Many of these questions, according to the authors of the commentary, can be answered by irradiation guidance recently issued by the British Committee for Standards in Haematology Blood Transfusion Task Force, which offers the most recent evidence on whether, and when, blood component irradiation is appropriate.

“The importance and scope of this document cannot be overstated, as it is the leading and most comprehensive guideline available to the international blood bank, transfusion, haematology/oncology, and transplantation communities on the indications as well as perils/pitfalls for cellular blood component irradiation,” explained the authors.

Some of these updates include:

  1. An emphasis on the age of stored components, leucodepletion (LD) status, and risk of TA-GVHD
    1. Risks appear highest with fresh (ie, <14-day-old units) non-LD units
    2. Older units have undergone LD may be reasonable to use in urgent situations when there’s no time to irradiate
  2. Removal of recommendations for irradiation of “top up” and other routine transfusions to neonates, particularly if units used for transfusion have undergone LD
    1. Recommendations for irradiation persist for intrauterine transfusion and larger volume neonatal exchange therapies
  3. Addition of a new recommendation to irradiate cellular blood components for patients with suspected congenital haemophagocytic lymphohistiocytosis syndromes associated with lymphopenia, until T-cell immunodeficiency has been excluded
    1. T-cell enumeration of mature and naïve Y-lymphoid elements is not recommended as a potentially useful marker for irradiation decisions I medical and/or surgical settings
  4. Addition of a new recommendation to irradiate blood components for patients undergoing CAR-T therapy
    1. Patients undergoing CAR-T therapies should essentially be treated as for those undergoing autologous stem cell transplantation

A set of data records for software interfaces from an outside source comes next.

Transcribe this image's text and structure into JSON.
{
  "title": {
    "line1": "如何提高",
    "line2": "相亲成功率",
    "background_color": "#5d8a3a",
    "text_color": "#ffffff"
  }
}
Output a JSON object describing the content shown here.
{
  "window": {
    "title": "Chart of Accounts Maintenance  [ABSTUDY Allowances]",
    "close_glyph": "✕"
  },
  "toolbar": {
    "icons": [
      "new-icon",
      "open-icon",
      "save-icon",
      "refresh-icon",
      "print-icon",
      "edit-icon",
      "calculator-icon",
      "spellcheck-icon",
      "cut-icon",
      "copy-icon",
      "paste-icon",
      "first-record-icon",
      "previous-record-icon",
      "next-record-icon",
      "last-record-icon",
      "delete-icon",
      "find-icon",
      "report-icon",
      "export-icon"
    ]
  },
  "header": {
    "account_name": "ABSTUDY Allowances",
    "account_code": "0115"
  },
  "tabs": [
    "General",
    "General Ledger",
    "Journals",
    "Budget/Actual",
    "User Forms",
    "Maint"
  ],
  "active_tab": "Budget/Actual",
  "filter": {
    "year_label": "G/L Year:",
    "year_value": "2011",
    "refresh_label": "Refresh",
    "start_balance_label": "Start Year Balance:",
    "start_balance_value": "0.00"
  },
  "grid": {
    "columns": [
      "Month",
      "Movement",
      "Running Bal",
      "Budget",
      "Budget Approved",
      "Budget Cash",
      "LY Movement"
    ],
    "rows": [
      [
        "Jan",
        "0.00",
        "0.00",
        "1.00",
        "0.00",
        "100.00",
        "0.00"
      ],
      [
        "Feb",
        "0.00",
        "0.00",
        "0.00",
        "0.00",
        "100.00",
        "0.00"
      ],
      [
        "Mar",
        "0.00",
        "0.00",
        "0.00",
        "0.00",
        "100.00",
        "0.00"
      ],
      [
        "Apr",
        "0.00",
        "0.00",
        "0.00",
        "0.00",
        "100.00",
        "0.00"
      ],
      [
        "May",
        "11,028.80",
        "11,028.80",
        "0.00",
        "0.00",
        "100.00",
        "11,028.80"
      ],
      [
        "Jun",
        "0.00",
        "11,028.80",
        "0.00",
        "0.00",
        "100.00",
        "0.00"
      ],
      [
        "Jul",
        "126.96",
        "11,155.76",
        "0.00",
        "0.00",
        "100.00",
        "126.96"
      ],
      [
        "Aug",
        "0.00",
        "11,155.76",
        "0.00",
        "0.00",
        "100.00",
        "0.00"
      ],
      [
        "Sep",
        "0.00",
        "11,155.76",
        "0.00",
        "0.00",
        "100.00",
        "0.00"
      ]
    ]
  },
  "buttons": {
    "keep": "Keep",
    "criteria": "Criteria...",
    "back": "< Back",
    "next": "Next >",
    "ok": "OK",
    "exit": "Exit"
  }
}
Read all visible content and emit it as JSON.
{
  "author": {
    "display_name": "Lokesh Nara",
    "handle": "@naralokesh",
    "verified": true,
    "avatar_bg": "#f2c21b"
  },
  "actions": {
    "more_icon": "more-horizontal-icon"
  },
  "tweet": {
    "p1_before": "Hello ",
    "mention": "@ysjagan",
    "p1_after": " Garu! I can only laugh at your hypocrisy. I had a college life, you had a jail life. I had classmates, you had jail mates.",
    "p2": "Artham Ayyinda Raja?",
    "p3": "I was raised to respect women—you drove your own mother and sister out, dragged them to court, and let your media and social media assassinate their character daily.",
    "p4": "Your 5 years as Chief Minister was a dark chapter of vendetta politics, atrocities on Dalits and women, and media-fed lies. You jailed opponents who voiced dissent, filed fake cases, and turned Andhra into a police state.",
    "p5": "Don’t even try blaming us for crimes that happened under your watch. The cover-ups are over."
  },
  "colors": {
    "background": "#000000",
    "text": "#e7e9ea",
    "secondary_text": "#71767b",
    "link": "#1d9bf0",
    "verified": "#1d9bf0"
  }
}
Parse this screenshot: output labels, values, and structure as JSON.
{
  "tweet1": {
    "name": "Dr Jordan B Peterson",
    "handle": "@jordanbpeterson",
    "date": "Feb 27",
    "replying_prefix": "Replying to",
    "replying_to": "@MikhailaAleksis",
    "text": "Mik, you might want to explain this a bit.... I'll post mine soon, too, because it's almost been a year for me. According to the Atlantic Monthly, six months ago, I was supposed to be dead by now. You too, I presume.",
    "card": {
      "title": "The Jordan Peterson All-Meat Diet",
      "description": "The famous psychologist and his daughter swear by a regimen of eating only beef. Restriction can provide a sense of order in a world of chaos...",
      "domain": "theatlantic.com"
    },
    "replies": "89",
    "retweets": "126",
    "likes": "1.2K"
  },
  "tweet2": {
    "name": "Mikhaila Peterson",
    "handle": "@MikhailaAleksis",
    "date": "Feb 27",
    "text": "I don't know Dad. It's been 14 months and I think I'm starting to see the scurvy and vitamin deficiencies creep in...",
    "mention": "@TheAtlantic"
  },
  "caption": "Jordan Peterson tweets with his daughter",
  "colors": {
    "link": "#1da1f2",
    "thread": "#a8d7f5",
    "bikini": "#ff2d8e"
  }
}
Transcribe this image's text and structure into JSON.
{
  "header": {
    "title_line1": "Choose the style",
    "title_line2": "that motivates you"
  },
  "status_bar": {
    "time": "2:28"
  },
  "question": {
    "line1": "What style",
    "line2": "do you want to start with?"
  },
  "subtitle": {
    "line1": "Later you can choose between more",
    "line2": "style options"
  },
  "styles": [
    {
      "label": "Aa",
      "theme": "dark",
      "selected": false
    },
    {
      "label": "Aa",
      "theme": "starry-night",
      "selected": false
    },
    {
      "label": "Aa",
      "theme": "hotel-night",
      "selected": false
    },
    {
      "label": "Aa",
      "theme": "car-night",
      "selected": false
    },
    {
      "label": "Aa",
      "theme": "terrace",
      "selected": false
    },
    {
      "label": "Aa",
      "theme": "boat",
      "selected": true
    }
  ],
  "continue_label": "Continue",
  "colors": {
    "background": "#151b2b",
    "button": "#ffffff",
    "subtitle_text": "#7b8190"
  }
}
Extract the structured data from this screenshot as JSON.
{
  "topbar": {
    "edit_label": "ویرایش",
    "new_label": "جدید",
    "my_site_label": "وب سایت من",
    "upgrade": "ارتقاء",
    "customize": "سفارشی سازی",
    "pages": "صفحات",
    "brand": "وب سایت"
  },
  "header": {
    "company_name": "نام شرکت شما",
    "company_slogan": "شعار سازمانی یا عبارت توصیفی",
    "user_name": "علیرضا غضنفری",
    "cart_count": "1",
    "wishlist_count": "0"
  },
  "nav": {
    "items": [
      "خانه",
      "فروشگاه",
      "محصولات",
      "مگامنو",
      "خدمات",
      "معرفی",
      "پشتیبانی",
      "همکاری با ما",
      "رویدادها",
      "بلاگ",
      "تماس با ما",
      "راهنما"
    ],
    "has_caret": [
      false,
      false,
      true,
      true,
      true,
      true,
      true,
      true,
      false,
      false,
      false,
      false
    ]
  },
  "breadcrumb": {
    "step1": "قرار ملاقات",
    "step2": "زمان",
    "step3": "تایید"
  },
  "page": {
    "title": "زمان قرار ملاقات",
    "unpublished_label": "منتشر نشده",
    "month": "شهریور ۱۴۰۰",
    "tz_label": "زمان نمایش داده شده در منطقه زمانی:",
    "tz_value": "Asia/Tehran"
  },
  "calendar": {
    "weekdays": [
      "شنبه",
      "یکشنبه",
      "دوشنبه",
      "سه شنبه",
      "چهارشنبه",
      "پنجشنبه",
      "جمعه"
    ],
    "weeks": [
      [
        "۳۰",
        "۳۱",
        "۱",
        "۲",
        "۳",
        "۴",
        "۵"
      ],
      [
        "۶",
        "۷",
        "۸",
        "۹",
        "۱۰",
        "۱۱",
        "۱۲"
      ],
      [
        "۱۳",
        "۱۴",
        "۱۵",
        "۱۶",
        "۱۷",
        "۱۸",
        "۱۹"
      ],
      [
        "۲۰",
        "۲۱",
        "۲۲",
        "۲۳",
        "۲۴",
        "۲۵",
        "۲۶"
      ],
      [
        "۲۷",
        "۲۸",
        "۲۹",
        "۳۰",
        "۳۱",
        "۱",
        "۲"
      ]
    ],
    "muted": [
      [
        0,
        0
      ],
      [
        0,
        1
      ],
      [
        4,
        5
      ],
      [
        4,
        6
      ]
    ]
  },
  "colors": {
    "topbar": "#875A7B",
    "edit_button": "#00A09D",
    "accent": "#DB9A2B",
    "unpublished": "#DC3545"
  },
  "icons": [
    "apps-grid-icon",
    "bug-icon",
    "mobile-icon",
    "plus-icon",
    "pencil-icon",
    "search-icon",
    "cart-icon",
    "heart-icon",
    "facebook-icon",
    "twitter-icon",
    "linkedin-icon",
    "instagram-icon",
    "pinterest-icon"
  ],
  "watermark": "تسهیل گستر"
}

However, the authors of the commentary note that there are remaining challenges the transfusion and hematology communities face in regard to TA-GVHD, including obtaining more rigorous data on the safety profile of new, highly potent immunosuppressive agents, evaluating the safety profile of non-irradiated cellular blood components as a function of the human leukocyte antigen similarity within the donor community, and assessing the required duration of irradiation modifications to transfusion.

Reference

Loingsigh S, Flegel W, Hendrickson J, Tormey C. Preventing transfusion-associated graft-versus-host disease with blood component irradiation: Indispensable guidance for a deadly disorder. Br J Haematol. Published online August 1, 2020. 10.1111/bjh.17016.